Sources: Ryan Long, CFA, FocusPoint Solutions, American Association for Individual Investors (AAII), Associated Press, Barclays Capital, Bloomberg, Citigroup, Deutsche Bank, FactSet, Financial Times, Goldman Sachs, JPMorgan Asset Management, Marketfield Asset Management, Morgan Stanley, MSCI, Morningstar, Northern Trust, Oppenheimer Funds, PIMCO, Standard & Poor’s, StockCharts.com, The Conference Board, Thomson Reuters, T. Rowe Price, U.S. Bureau of Economic Analysis, U.S. Federal Reserve, Wall Street Journal, The Washington Post. Index performance is shown as total return, which includes dividends, with the exception of MSCI-EM, which is quoted as price return/excluding dividends. Performance for the MSCI-EAFE and MSCI-EM indexes is quoted in U.S. Dollar investor terms.

The information above has been obtained from sources considered reliable, but no representation is made as to its completeness, accuracy or timeliness. All information and opinions expressed are subject to change without notice. Information provided in this report is not intended to be, and should not be construed as, investment, legal or tax advice; and does not constitute an offer, or a solicitation of any offer, to buy or sell any security, investment or other product. FocusPoint Solutions, Inc. is a registered investment advisor.

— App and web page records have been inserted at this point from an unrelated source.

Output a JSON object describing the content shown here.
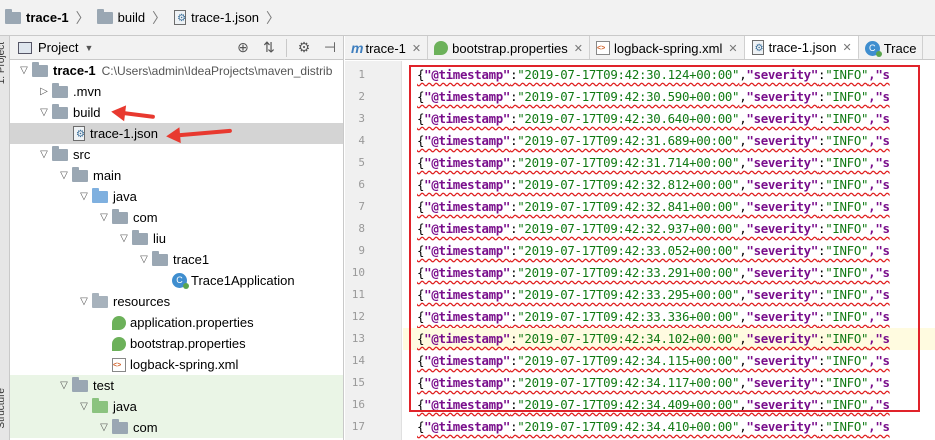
{
  "breadcrumb": [
    "trace-1",
    "build",
    "trace-1.json"
  ],
  "project_panel": {
    "title": "Project",
    "side_labels": [
      "1: Project",
      "Structure"
    ],
    "tree": [
      {
        "label": "trace-1",
        "path": "C:\\Users\\admin\\IdeaProjects\\maven_distrib",
        "depth": 0,
        "expanded": true,
        "icon": "project-folder-icon",
        "bold": true
      },
      {
        "label": ".mvn",
        "depth": 1,
        "expanded": false,
        "icon": "folder-icon"
      },
      {
        "label": "build",
        "depth": 1,
        "expanded": true,
        "icon": "folder-icon"
      },
      {
        "label": "trace-1.json",
        "depth": 2,
        "icon": "json-file-icon",
        "selected": true
      },
      {
        "label": "src",
        "depth": 1,
        "expanded": true,
        "icon": "folder-icon"
      },
      {
        "label": "main",
        "depth": 2,
        "expanded": true,
        "icon": "folder-icon"
      },
      {
        "label": "java",
        "depth": 3,
        "expanded": true,
        "icon": "source-folder-icon"
      },
      {
        "label": "com",
        "depth": 4,
        "expanded": true,
        "icon": "package-icon"
      },
      {
        "label": "liu",
        "depth": 5,
        "expanded": true,
        "icon": "package-icon"
      },
      {
        "label": "trace1",
        "depth": 6,
        "expanded": true,
        "icon": "package-icon"
      },
      {
        "label": "Trace1Application",
        "depth": 7,
        "icon": "spring-class-icon"
      },
      {
        "label": "resources",
        "depth": 3,
        "expanded": true,
        "icon": "resources-folder-icon"
      },
      {
        "label": "application.properties",
        "depth": 4,
        "icon": "spring-properties-icon"
      },
      {
        "label": "bootstrap.properties",
        "depth": 4,
        "icon": "spring-properties-icon"
      },
      {
        "label": "logback-spring.xml",
        "depth": 4,
        "icon": "xml-file-icon"
      },
      {
        "label": "test",
        "depth": 2,
        "expanded": true,
        "icon": "folder-icon",
        "test": true
      },
      {
        "label": "java",
        "depth": 3,
        "expanded": true,
        "icon": "test-source-folder-icon",
        "test": true
      },
      {
        "label": "com",
        "depth": 4,
        "expanded": true,
        "icon": "package-icon",
        "test": true
      }
    ]
  },
  "tabs": [
    {
      "label": "trace-1",
      "icon": "maven-icon",
      "active": false
    },
    {
      "label": "bootstrap.properties",
      "icon": "spring-properties-icon",
      "active": false
    },
    {
      "label": "logback-spring.xml",
      "icon": "xml-file-icon",
      "active": false
    },
    {
      "label": "trace-1.json",
      "icon": "json-file-icon",
      "active": true
    },
    {
      "label": "Trace",
      "icon": "spring-class-icon",
      "active": false
    }
  ],
  "editor": {
    "lines": [
      {
        "n": "1",
        "ts": "2019-07-17T09:42:30.124+00:00"
      },
      {
        "n": "2",
        "ts": "2019-07-17T09:42:30.590+00:00"
      },
      {
        "n": "3",
        "ts": "2019-07-17T09:42:30.640+00:00"
      },
      {
        "n": "4",
        "ts": "2019-07-17T09:42:31.689+00:00"
      },
      {
        "n": "5",
        "ts": "2019-07-17T09:42:31.714+00:00"
      },
      {
        "n": "6",
        "ts": "2019-07-17T09:42:32.812+00:00"
      },
      {
        "n": "7",
        "ts": "2019-07-17T09:42:32.841+00:00"
      },
      {
        "n": "8",
        "ts": "2019-07-17T09:42:32.937+00:00"
      },
      {
        "n": "9",
        "ts": "2019-07-17T09:42:33.052+00:00"
      },
      {
        "n": "10",
        "ts": "2019-07-17T09:42:33.291+00:00"
      },
      {
        "n": "11",
        "ts": "2019-07-17T09:42:33.295+00:00"
      },
      {
        "n": "12",
        "ts": "2019-07-17T09:42:33.336+00:00"
      },
      {
        "n": "13",
        "ts": "2019-07-17T09:42:34.102+00:00",
        "current": true
      },
      {
        "n": "14",
        "ts": "2019-07-17T09:42:34.115+00:00"
      },
      {
        "n": "15",
        "ts": "2019-07-17T09:42:34.117+00:00"
      },
      {
        "n": "16",
        "ts": "2019-07-17T09:42:34.409+00:00"
      },
      {
        "n": "17",
        "ts": "2019-07-17T09:42:34.410+00:00"
      }
    ],
    "key_timestamp": "\"@timestamp\"",
    "key_severity": "\"severity\"",
    "severity_value": "\"INFO\"",
    "tail": ",\"s"
  },
  "colors": {
    "annotation": "#e0232a",
    "json_key": "#7a0f8c",
    "json_string": "#117a14"
  }
}
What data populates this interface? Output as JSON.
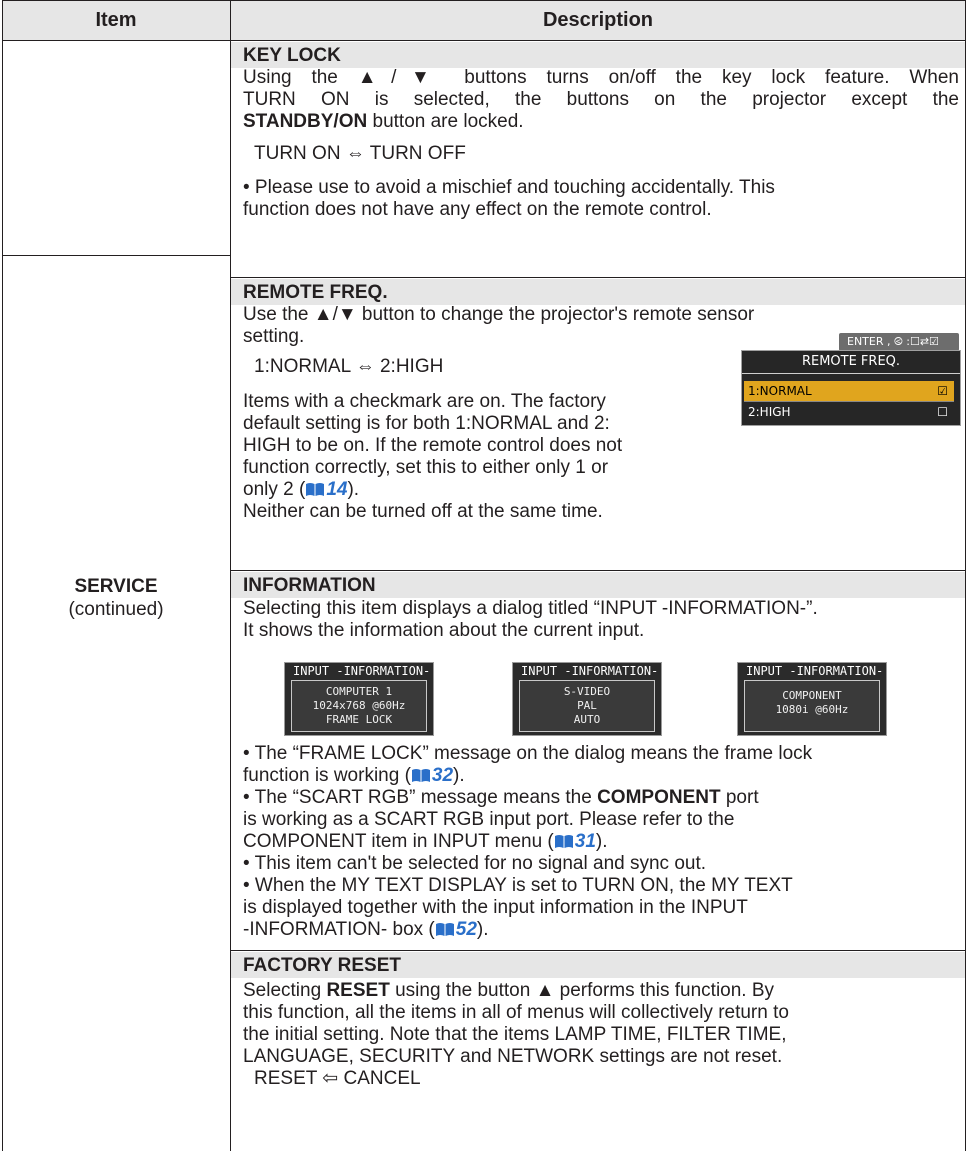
{
  "header": {
    "item": "Item",
    "description": "Description"
  },
  "service": {
    "name": "SERVICE",
    "continued": "(continued)"
  },
  "key_lock": {
    "title": "KEY LOCK",
    "lines": [
      "Using the ▲/▼ buttons turns on/off the key lock feature. When",
      "TURN ON is selected, the buttons on the projector except the"
    ],
    "line3_bold": "STANDBY/ON",
    "line3_rest": " button are locked.",
    "toggle": "TURN ON ⇔ TURN OFF",
    "note1": "• Please use to avoid a mischief and touching accidentally. This",
    "note2": "function does not have any effect on the remote control."
  },
  "remote_freq": {
    "title": "REMOTE FREQ.",
    "line1": "Use the ▲/▼ button to change the projector's remote sensor",
    "line2": "setting.",
    "toggle": "1:NORMAL ⇔ 2:HIGH",
    "p1": "Items with a checkmark are on. The factory",
    "p2": "default setting is for both 1:NORMAL and 2:",
    "p3": "HIGH to be on.  If the remote control does not",
    "p4": "function correctly, set this to either only 1 or",
    "p5_pre": "only 2 (",
    "p5_ref": "14",
    "p5_post": ").",
    "p6": "Neither can be turned off at the same time.",
    "menu": {
      "enter_hint": "ENTER , ⧀ :☐⇄☑",
      "title": "REMOTE FREQ.",
      "items": [
        {
          "label": "1:NORMAL",
          "check": "☑"
        },
        {
          "label": "2:HIGH",
          "check": "☐"
        }
      ]
    }
  },
  "information": {
    "title": "INFORMATION",
    "line1": "Selecting this item displays a dialog titled “INPUT -INFORMATION-”.",
    "line2": "It shows the information about the current input.",
    "dialogs": [
      {
        "title": "INPUT -INFORMATION-",
        "lines": [
          "COMPUTER 1",
          "1024x768 @60Hz",
          "FRAME LOCK"
        ]
      },
      {
        "title": "INPUT -INFORMATION-",
        "lines": [
          "S-VIDEO",
          "PAL",
          "AUTO"
        ]
      },
      {
        "title": "INPUT -INFORMATION-",
        "lines": [
          "COMPONENT",
          "1080i @60Hz"
        ]
      }
    ],
    "b1_l1": "• The “FRAME LOCK” message on the dialog means the frame lock",
    "b1_l2_pre": "function is working (",
    "b1_ref": "32",
    "b1_l2_post": ").",
    "b2_l1_pre": "• The “SCART RGB” message means the ",
    "b2_l1_bold": "COMPONENT",
    "b2_l1_post": " port",
    "b2_l2": "is working as a SCART RGB input port. Please refer to the",
    "b2_l3_pre": "COMPONENT item in INPUT menu (",
    "b2_ref": "31",
    "b2_l3_post": ").",
    "b3": "• This item can't be selected for no signal and sync out.",
    "b4_l1": "• When the MY TEXT DISPLAY is set to TURN ON, the MY TEXT",
    "b4_l2": "is displayed together with the input information in the INPUT",
    "b4_l3_pre": "-INFORMATION- box (",
    "b4_ref": "52",
    "b4_l3_post": ")."
  },
  "factory_reset": {
    "title": "FACTORY RESET",
    "l1_pre": "Selecting ",
    "l1_bold": "RESET",
    "l1_post": " using the button ▲ performs this function. By",
    "l2": "this function, all the items in all of menus will collectively return to",
    "l3": "the initial setting. Note that the items LAMP TIME, FILTER TIME,",
    "l4": "LANGUAGE, SECURITY and NETWORK settings are not reset.",
    "toggle": "RESET ⇦ CANCEL"
  }
}
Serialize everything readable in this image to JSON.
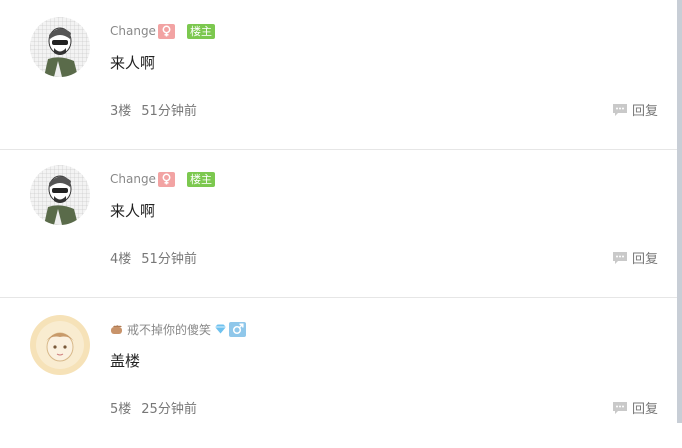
{
  "reply_label": "回复",
  "colors": {
    "owner_badge": "#7cc84f",
    "female_badge": "#f2a3a3",
    "male_badge": "#8fc7ea",
    "divider": "#e6e6e6"
  },
  "posts": [
    {
      "username": "Change",
      "gender_icon": "female-icon",
      "owner_badge": "楼主",
      "content": "来人啊",
      "floor": "3楼",
      "time": "51分钟前",
      "avatar": "sketch-avatar"
    },
    {
      "username": "Change",
      "gender_icon": "female-icon",
      "owner_badge": "楼主",
      "content": "来人啊",
      "floor": "4楼",
      "time": "51分钟前",
      "avatar": "sketch-avatar"
    },
    {
      "username": "戒不掉你的傻笑",
      "gender_icon": "male-icon",
      "content": "盖楼",
      "floor": "5楼",
      "time": "25分钟前",
      "avatar": "cartoon-avatar"
    }
  ]
}
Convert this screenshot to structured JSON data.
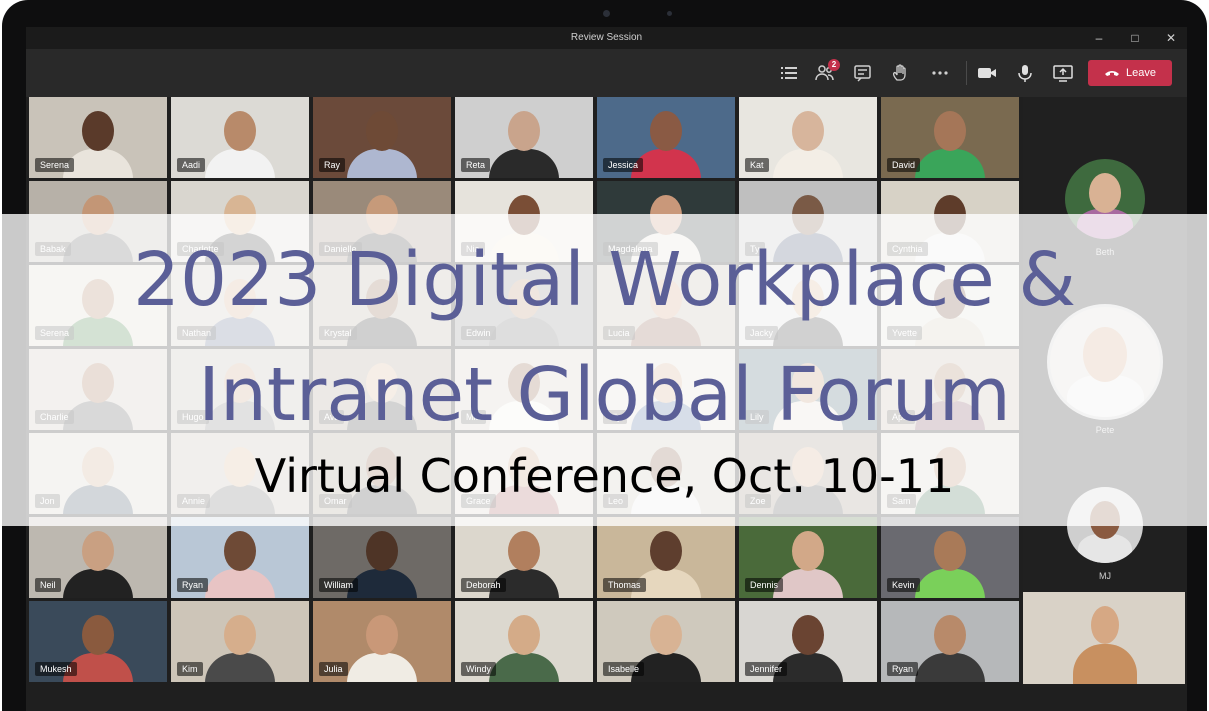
{
  "window": {
    "title": "Review Session"
  },
  "toolbar": {
    "participants_badge": "2",
    "leave_label": "Leave"
  },
  "participants": [
    {
      "name": "Serena",
      "bg": "#c9c3b9",
      "skin": "#5a3a2a",
      "shirt": "#e9e4dc"
    },
    {
      "name": "Aadi",
      "bg": "#dcdad5",
      "skin": "#b88a6a",
      "shirt": "#f2f2f2"
    },
    {
      "name": "Ray",
      "bg": "#6b4a3a",
      "skin": "#6e4a36",
      "shirt": "#aeb7d0"
    },
    {
      "name": "Reta",
      "bg": "#cfcfcf",
      "skin": "#c9a48c",
      "shirt": "#2a2a2a"
    },
    {
      "name": "Jessica",
      "bg": "#4d6a8a",
      "skin": "#8a5a44",
      "shirt": "#d2344d"
    },
    {
      "name": "Kat",
      "bg": "#e8e6e0",
      "skin": "#d7b59c",
      "shirt": "#f3eee6"
    },
    {
      "name": "David",
      "bg": "#7a6a50",
      "skin": "#a57658",
      "shirt": "#3aa55a"
    },
    {
      "name": "Babak",
      "bg": "#b7b1a8",
      "skin": "#c39676",
      "shirt": "#585858"
    },
    {
      "name": "Charlotte",
      "bg": "#d9d6cf",
      "skin": "#d8b594",
      "shirt": "#3b3b3b"
    },
    {
      "name": "Danielle",
      "bg": "#9a8a7a",
      "skin": "#c69a7a",
      "shirt": "#3a3a3a"
    },
    {
      "name": "Nia",
      "bg": "#e6e3dc",
      "skin": "#7a4e36",
      "shirt": "#f0e6d6"
    },
    {
      "name": "Magdalena",
      "bg": "#2f3a3a",
      "skin": "#c9987a",
      "shirt": "#e5e0d6"
    },
    {
      "name": "Ty",
      "bg": "#bfbfbf",
      "skin": "#7a5a46",
      "shirt": "#3b4b6b"
    },
    {
      "name": "Cynthia",
      "bg": "#d7d2c6",
      "skin": "#5e3c2a",
      "shirt": "#e8e8e8"
    },
    {
      "name": "Serena",
      "bg": "#d9d4ca",
      "skin": "#a77c5c",
      "shirt": "#3e7a3e"
    },
    {
      "name": "Nathan",
      "bg": "#c9c4bb",
      "skin": "#d1a98a",
      "shirt": "#5a6a8a"
    },
    {
      "name": "Krystal",
      "bg": "#b4aba0",
      "skin": "#8a6046",
      "shirt": "#2a2a2a"
    },
    {
      "name": "Edwin",
      "bg": "#8a8a8a",
      "skin": "#b58d6d",
      "shirt": "#6a6a6a"
    },
    {
      "name": "Lucia",
      "bg": "#c0b5a7",
      "skin": "#cf9f82",
      "shirt": "#8a5a4a"
    },
    {
      "name": "Jacky",
      "bg": "#dcdcdc",
      "skin": "#d7b08e",
      "shirt": "#2f2f2f"
    },
    {
      "name": "Yvette",
      "bg": "#e0ddd6",
      "skin": "#6e4632",
      "shirt": "#cfc7b5"
    },
    {
      "name": "Charlie",
      "bg": "#c7c0b4",
      "skin": "#a0704e",
      "shirt": "#555555"
    },
    {
      "name": "Hugo",
      "bg": "#bcb7ad",
      "skin": "#c8a080",
      "shirt": "#7a7a7a"
    },
    {
      "name": "Ava",
      "bg": "#a79a8c",
      "skin": "#d6b193",
      "shirt": "#3a3a3a"
    },
    {
      "name": "Mia",
      "bg": "#cfcac0",
      "skin": "#8b5d42",
      "shirt": "#f0efe8"
    },
    {
      "name": "Lily",
      "bg": "#dedad1",
      "skin": "#d3aa8a",
      "shirt": "#4a6a9a"
    },
    {
      "name": "Lily",
      "bg": "#3f6070",
      "skin": "#c19070",
      "shirt": "#e5dccf"
    },
    {
      "name": "April",
      "bg": "#c4b8a8",
      "skin": "#a57b5c",
      "shirt": "#7a4a5a"
    },
    {
      "name": "Jon",
      "bg": "#d0ccc4",
      "skin": "#c9a384",
      "shirt": "#3a4a5a"
    },
    {
      "name": "Annie",
      "bg": "#bfb8ad",
      "skin": "#d4b08f",
      "shirt": "#6a6a6a"
    },
    {
      "name": "Omar",
      "bg": "#a4998b",
      "skin": "#8a5c40",
      "shirt": "#2f2f2f"
    },
    {
      "name": "Grace",
      "bg": "#d8d3c9",
      "skin": "#c7a082",
      "shirt": "#a55a5a"
    },
    {
      "name": "Leo",
      "bg": "#c9c3b7",
      "skin": "#7e5640",
      "shirt": "#e6e6e6"
    },
    {
      "name": "Zoe",
      "bg": "#9a8f82",
      "skin": "#d2aa88",
      "shirt": "#4a4a4a"
    },
    {
      "name": "Sam",
      "bg": "#d6d1c6",
      "skin": "#b8896a",
      "shirt": "#3a6a4a"
    },
    {
      "name": "Neil",
      "bg": "#bdb8b0",
      "skin": "#c9a082",
      "shirt": "#222222"
    },
    {
      "name": "Ryan",
      "bg": "#b9c7d6",
      "skin": "#6e4a36",
      "shirt": "#e8c4c4"
    },
    {
      "name": "William",
      "bg": "#6e6a66",
      "skin": "#4e3426",
      "shirt": "#1e2a3a"
    },
    {
      "name": "Deborah",
      "bg": "#dcd7cd",
      "skin": "#b17f5e",
      "shirt": "#2b2b2b"
    },
    {
      "name": "Thomas",
      "bg": "#c9b79a",
      "skin": "#5e3e2e",
      "shirt": "#e6d7be"
    },
    {
      "name": "Dennis",
      "bg": "#4a6a3a",
      "skin": "#d2a888",
      "shirt": "#e0c7c7"
    },
    {
      "name": "Kevin",
      "bg": "#6a6a70",
      "skin": "#a97a58",
      "shirt": "#7ad05a"
    },
    {
      "name": "Mukesh",
      "bg": "#3a4a5a",
      "skin": "#8a5a3e",
      "shirt": "#c0504a"
    },
    {
      "name": "Kim",
      "bg": "#cdc5b8",
      "skin": "#d6ae8c",
      "shirt": "#4a4a4a"
    },
    {
      "name": "Julia",
      "bg": "#b08a6a",
      "skin": "#c99878",
      "shirt": "#f0ece4"
    },
    {
      "name": "Windy",
      "bg": "#dcd8cf",
      "skin": "#d4ab88",
      "shirt": "#4a6a4a"
    },
    {
      "name": "Isabelle",
      "bg": "#cfc9bd",
      "skin": "#d8b394",
      "shirt": "#222222"
    },
    {
      "name": "Jennifer",
      "bg": "#d8d6d2",
      "skin": "#6a4432",
      "shirt": "#2b2b2b"
    },
    {
      "name": "Ryan",
      "bg": "#b6b8ba",
      "skin": "#b88a6a",
      "shirt": "#3a3a3a"
    }
  ],
  "side_panel": [
    {
      "name": "Beth",
      "bg": "#3e6a3e",
      "skin": "#d9b294",
      "shirt": "#a86aa0"
    },
    {
      "name": "Pete",
      "bg": "#d8d6d2",
      "skin": "#d0a686",
      "shirt": "#e8e8e8"
    },
    {
      "name": "MJ",
      "bg": "#cfcfcf",
      "skin": "#8a5a40",
      "shirt": "#e6e6e6"
    }
  ],
  "self_view": {
    "skin": "#d6a884",
    "shirt": "#c89060",
    "bg": "#d9d2c7"
  },
  "banner": {
    "title_line1": "2023 Digital Workplace &",
    "title_line2": "Intranet Global Forum",
    "subtitle": "Virtual Conference, Oct. 10-11"
  },
  "colors": {
    "leave_red": "#c4314b",
    "banner_title": "#5b5f97"
  }
}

Notes key: (+) positive/encouraging development, (0) neutral/inconclusive/no net effect, (-) negative/discouraging development.